By INU Staff
INU - According to state run Tasmin news agency, an estimated $609 million boost in spending for its ballistic missile program and its Quds Forces within the Revolutionary Guard Corps was recently approved by the Iranian regime’s parliament. It will be divided evenly between the Quds Forces and missile effort, called by the regime, the nation’s “deterrent capability.”
Some lawmakers chanted, “death to America” as the bill was passed, according to state media.
There is no way to know how much money is truly being spent on missile and terror programs because the Iranian regime does not report funding for its military or for its paramilitary operations.
In response to the Trump administration’s levying of new economic sanctions and public statements promising to rip up the nuclear deal, President Rouhani was quoted as saying by the Iranian Students News Agency, “Anyone who harms the accord harms himself and his country,” he added, “everyone will side with us and against the person who wants to weaken it,” meaning the other signatories to the deal including Germany and France, which have expressed their support for its continuation.
This push follows North Korea’s push into launching ballistic missiles capable of reaching the U.S. mainland, as well as intelligence reports that North Korea now possesses at least one nuclear device capable of being mounted on a missile, and North Korea’s threats to turn waters around the island of Guam and home to a sprawling U.S. naval base into a sea of fire with multiple missile strikes.
Iran got a head start on missile development through North Korea’s licensing of its missile technology the regime, who provided a source of cash to the North Korean regime, the most isolated and sanctioned nation in the world. Kim Yong Nam attended Rouhani’s swearing in ceremony last week, signaling that kingdom’s close ties with the Iranian regime.

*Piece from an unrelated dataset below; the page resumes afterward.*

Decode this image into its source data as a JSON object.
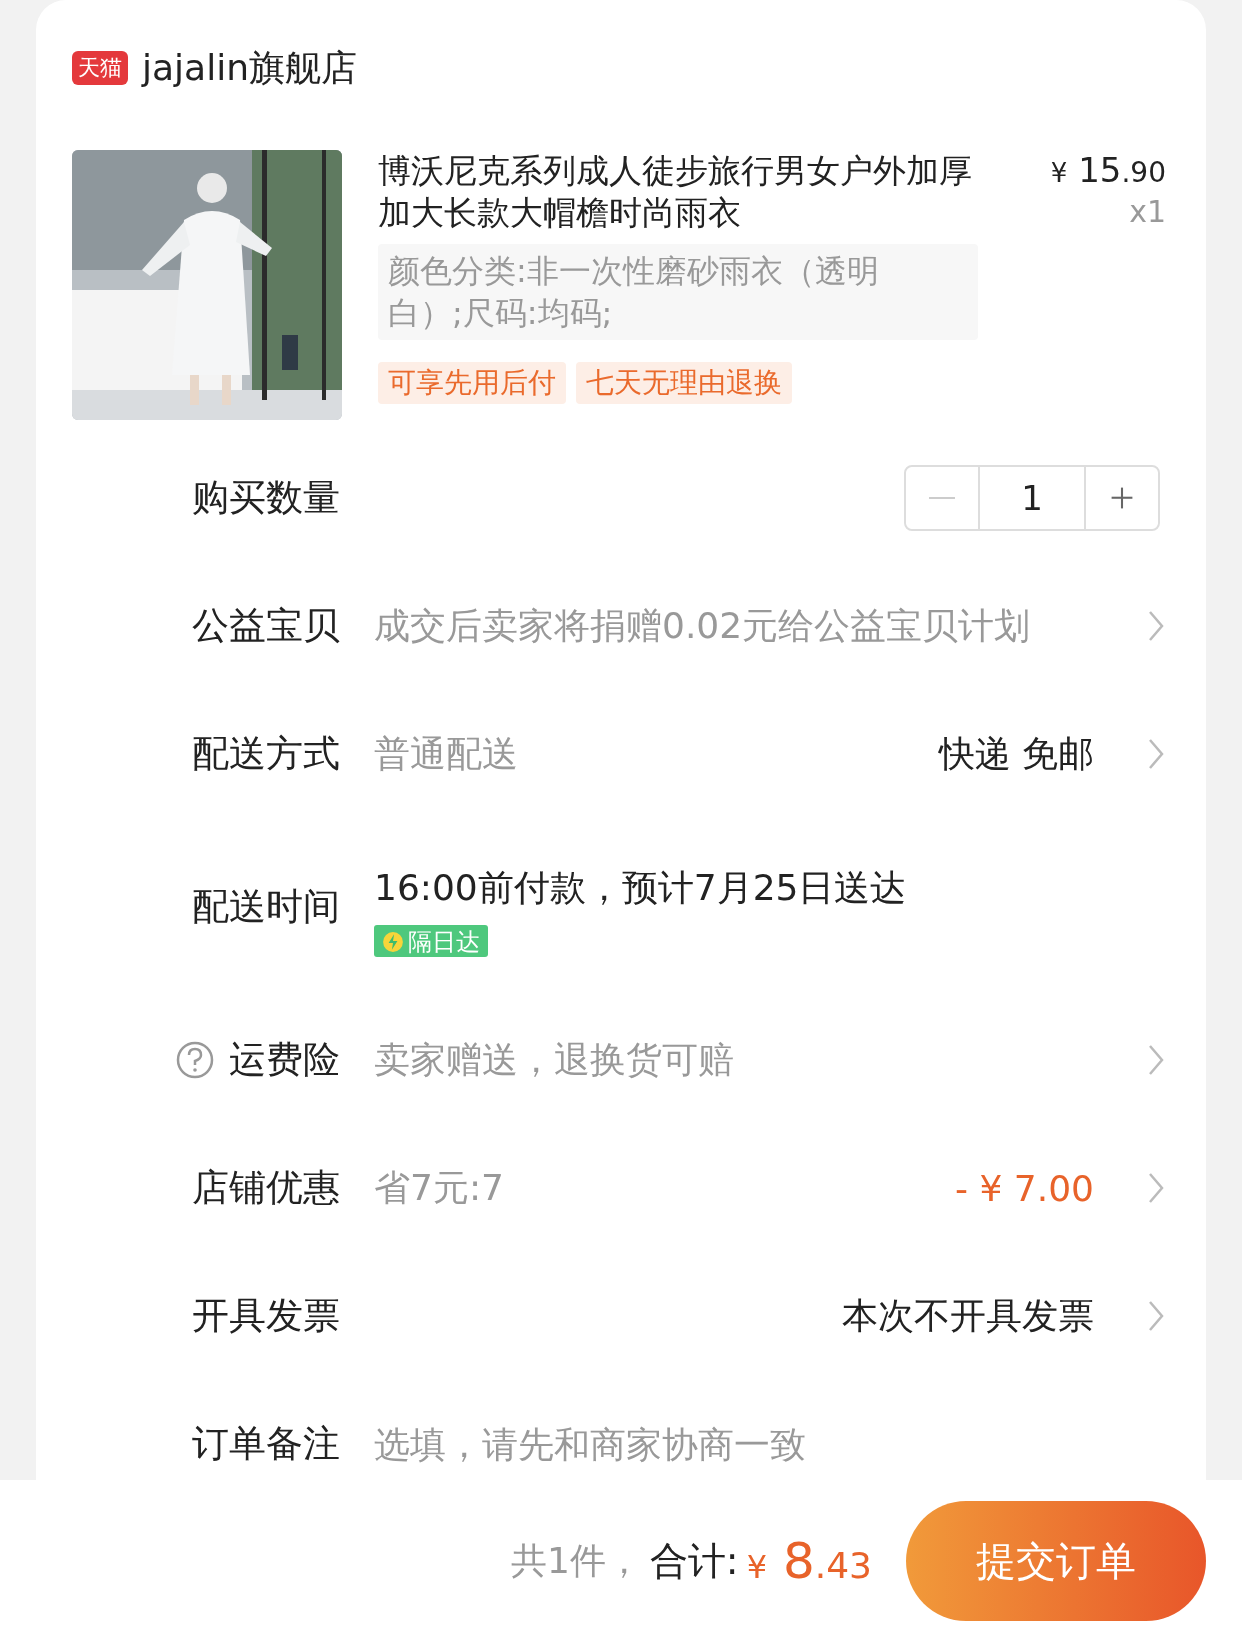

David French explained in his article in the National Review, that the connections between North Korea and Iran extend beyond building a missile fleet together. The 1994 “Framework Agreement” between North Korea and the U.S. was very similar to the Iran nuclear deal. Like the Iran Deal, it sought to halt the pursuit of nuclear weaponry and bring that nation back into the “global community.” It also allegedly had enough safeguards to prevent cheating. French writes that, “Unfortunately, North Korea cheated. It maintained a secret uranium-enrichment program, and the deal collapsed soon after the Bush administration confronted the North Koreans with evidence of their noncompliance.” He points out that, given this history, the Iran Deal may have been the worst possible model, as it demonstrates that relying on “trust” to verify a nuclear agreement fails miserably when the regime in question can’t be trusted in the first place.
The belief that Iran would moderate its behavior with the nuclear deal passed have been proven false. The world must now live with the Iranian missile threat.